Fingerprints Spins Record Store Day Into Record Store Month


When Long Beach’s iconic record store Fingerprints began planning festivities for this year’s Record Store Day, they realized they couldn’t fit all the in-stores, sales and special events they wanted into a short 24-hour span.

But instead of canceling the nationally-renowned holiday created by and exclusively for independent record stores, the East Village shop decided to stretch out the event by turning all of April into Record Store Month.

“There’s so many different things coming out, and so much promotion going on and so much build up for one day that [owner Rand Foster] just thought we could do a month full of stuff and people will be more excited about it,” Fingerprints Programs Coordinator Meagan Blome says.
In addition to hosting Record Store Day activities on the day of, Fingerprints will offer special sales — including deals on books, vinyl, t-shirts and CDs — throughout the whole month. Sales will be announced daily through Fingerprints’ Facebook page.

Other Record Store Month events, like a scavenger hunt, an outdoor movie screening and multiple listening parties, are also in the works, Foster said. And for in-store performances, Fingerprints pulled together multiple show stoppers with groups like Kitten, Wild Belle and Feeding People.

fingerprints RSDCreated in 2007, Record Store Day celebrates independent record shops through releases exclusive to that day. Artists like The White Stripes, The Black Keys, David Bowie, Randy Travis, Pink Floyd, Nick Cave and the Bad Seeds, The XX, Cypress Hill and many more have announced rare vinyl releases for this year.

The shop will open at 6AM on April 20, making it one of the first locations to unlock their doors on the West Coast. Foster said doughnuts and coffee will be offered to the many eager record collectors who arrive early or decide to sleep outside the shop’s doors the night before.
“You come here in the morning and you have a line around the corner,” Foster says.

Fingerprints will also host a lineup of performances on April 20, including surf-rock influenced Best Coast, ‘90s superstars Jimmy Eat World, former Wings and Grammy-award winning guitarist Laurence Juber and late ‘80s punk rock pioneer Mike Watt — who will close out the day with his group the Secondmen.

To follow up last year’s lineup of folk singer/songwriter M. Ward; Beach Boys guitarist and vocalist Al Jardine; and ‘90s alternative group World Party, Foster said he wanted to gather up another group of bands that create a cross-section of various generations. 

“That was very much a consideration this year: let’s find something to appeal to kind of a broad spectrum,” Foster says.
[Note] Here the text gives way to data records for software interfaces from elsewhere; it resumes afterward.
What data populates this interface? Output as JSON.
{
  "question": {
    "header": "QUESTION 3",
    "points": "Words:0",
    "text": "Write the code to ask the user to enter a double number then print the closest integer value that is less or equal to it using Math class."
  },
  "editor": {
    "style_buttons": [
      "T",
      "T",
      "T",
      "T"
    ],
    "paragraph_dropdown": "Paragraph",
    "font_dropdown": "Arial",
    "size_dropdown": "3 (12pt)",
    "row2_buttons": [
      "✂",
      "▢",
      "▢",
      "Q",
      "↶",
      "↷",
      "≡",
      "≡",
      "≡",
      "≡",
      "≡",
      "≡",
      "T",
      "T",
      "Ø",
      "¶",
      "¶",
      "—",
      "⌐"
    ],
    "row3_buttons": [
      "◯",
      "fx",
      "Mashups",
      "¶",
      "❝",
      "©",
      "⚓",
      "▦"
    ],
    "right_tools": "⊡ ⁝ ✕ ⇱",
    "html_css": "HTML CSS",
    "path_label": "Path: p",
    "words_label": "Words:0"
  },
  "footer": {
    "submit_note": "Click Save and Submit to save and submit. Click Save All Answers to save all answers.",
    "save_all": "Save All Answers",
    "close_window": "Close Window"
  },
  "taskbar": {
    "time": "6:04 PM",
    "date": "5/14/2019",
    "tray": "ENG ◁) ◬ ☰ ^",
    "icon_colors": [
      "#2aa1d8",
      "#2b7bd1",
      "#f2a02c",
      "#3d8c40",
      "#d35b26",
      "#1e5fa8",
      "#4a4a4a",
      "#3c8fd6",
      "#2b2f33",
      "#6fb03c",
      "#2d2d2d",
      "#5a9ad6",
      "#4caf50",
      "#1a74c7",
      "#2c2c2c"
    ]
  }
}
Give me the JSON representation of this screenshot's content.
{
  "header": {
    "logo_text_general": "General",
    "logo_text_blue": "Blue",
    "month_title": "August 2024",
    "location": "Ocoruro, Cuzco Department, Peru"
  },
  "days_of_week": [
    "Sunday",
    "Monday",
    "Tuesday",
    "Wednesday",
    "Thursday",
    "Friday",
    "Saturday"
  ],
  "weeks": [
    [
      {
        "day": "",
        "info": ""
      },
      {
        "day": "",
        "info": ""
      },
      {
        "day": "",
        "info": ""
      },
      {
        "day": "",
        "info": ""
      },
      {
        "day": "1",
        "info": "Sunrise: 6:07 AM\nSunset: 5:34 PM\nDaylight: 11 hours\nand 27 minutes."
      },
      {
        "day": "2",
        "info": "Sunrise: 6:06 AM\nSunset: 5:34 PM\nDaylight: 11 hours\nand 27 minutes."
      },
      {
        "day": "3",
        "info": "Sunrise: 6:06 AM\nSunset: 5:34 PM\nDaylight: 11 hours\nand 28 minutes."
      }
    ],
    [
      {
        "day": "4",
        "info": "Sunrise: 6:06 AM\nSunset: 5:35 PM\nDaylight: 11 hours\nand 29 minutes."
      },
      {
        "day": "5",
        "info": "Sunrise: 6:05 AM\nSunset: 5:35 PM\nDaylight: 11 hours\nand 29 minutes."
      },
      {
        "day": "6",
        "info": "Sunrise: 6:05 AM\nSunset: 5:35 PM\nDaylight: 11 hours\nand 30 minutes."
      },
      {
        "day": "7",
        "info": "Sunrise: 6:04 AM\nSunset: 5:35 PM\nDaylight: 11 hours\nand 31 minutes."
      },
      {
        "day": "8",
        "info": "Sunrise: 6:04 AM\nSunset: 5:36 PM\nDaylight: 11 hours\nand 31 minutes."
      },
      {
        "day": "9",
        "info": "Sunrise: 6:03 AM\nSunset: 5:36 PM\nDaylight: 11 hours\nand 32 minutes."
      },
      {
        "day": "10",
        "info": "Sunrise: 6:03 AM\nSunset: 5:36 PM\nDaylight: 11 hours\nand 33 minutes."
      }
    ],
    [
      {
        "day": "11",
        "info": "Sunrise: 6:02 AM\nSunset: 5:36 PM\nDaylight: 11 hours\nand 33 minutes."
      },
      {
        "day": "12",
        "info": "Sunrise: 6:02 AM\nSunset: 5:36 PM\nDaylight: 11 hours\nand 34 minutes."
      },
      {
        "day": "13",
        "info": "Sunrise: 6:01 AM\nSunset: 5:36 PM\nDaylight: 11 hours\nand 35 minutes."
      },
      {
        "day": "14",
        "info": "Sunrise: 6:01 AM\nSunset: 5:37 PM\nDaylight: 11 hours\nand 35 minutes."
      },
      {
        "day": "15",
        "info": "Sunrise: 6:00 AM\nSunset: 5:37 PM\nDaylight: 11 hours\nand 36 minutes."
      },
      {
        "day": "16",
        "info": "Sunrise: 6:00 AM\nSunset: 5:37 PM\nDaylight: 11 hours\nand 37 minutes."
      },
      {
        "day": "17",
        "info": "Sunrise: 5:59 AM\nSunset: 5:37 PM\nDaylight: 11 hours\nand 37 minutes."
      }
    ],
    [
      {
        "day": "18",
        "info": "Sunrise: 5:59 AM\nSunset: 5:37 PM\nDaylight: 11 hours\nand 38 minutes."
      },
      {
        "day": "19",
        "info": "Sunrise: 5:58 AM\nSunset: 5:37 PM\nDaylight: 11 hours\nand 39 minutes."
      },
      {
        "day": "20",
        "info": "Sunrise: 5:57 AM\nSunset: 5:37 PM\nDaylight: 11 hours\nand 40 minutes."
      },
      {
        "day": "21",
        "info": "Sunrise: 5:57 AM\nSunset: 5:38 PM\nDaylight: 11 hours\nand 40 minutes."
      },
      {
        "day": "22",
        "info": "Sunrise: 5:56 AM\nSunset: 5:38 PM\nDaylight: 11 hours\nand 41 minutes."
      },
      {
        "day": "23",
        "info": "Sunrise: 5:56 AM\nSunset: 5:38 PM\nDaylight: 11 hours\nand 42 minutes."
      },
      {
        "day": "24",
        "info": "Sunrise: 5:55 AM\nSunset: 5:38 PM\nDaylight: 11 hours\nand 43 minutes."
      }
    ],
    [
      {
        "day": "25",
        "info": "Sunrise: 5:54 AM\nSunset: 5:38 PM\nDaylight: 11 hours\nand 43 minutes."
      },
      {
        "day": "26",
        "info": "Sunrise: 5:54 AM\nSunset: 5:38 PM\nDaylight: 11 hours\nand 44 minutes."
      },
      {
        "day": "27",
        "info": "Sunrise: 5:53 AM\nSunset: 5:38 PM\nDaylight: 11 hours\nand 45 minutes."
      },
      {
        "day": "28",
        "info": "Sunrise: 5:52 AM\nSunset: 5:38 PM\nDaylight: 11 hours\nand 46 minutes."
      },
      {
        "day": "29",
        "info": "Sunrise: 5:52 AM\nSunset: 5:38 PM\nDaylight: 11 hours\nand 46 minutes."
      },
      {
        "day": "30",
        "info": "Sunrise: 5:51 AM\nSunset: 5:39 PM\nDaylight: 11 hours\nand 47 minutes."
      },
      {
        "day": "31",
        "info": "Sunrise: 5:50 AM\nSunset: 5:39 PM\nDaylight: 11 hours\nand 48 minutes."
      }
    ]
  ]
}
Best Coast will kick the live music off at 1PM, with Jimmy Eat World following at 4PM, Juber performs at 6PM and Mike Watt and the Second Men will put on their show at 8PM.

Foster says the Jimmy Eat World performance has already been sold out and Best Coast only has few spots left. A preorder of the respected artists’ Record Store Day release is required for Best Coast and Mike Watt, but Juber’s performance is free with RSVP.   

{loadposition latestlife}Bringing the community together to share an experience is one of the reasons why Foster said Record Store Day is important for music aficionados.
Other local shops participating in Record Store Day include Dyzzy On Vynyl, located at 3004 E. Seventh St. and Durty Mick Records, located at 403 E. Third St. Durty Mick will also open their doors at 6AM and have evening performances by hardcore punk band Death March and Americana folk-influenced Amigo the Devil.

“Record stores haven’t gone away, there’s less of us, but that happened 15 years ago with the big bosses,” he said. “It’s coming back now, and that’s exciting.”

Feeding People play tonight (April 5) at 7PM. Visit Fingerprints on Facebook daily for developing details and news on Record Store Month sales and performances. Fingerprints is located at 420 E. 4th St.

{FG_GEOMAP [33.7716112,-118.18720989999997] FG_GEOMAP}

Support our journalism.

Hyperlocal news is an essential force in our democracy, but it costs money to keep an organization like this one alive, and we can’t rely on advertiser support alone. That’s why we’re asking readers like you to support our independent, fact-based journalism. We know you like it—that’s why you’re here. Help us keep hyperlocal news alive in Long Beach.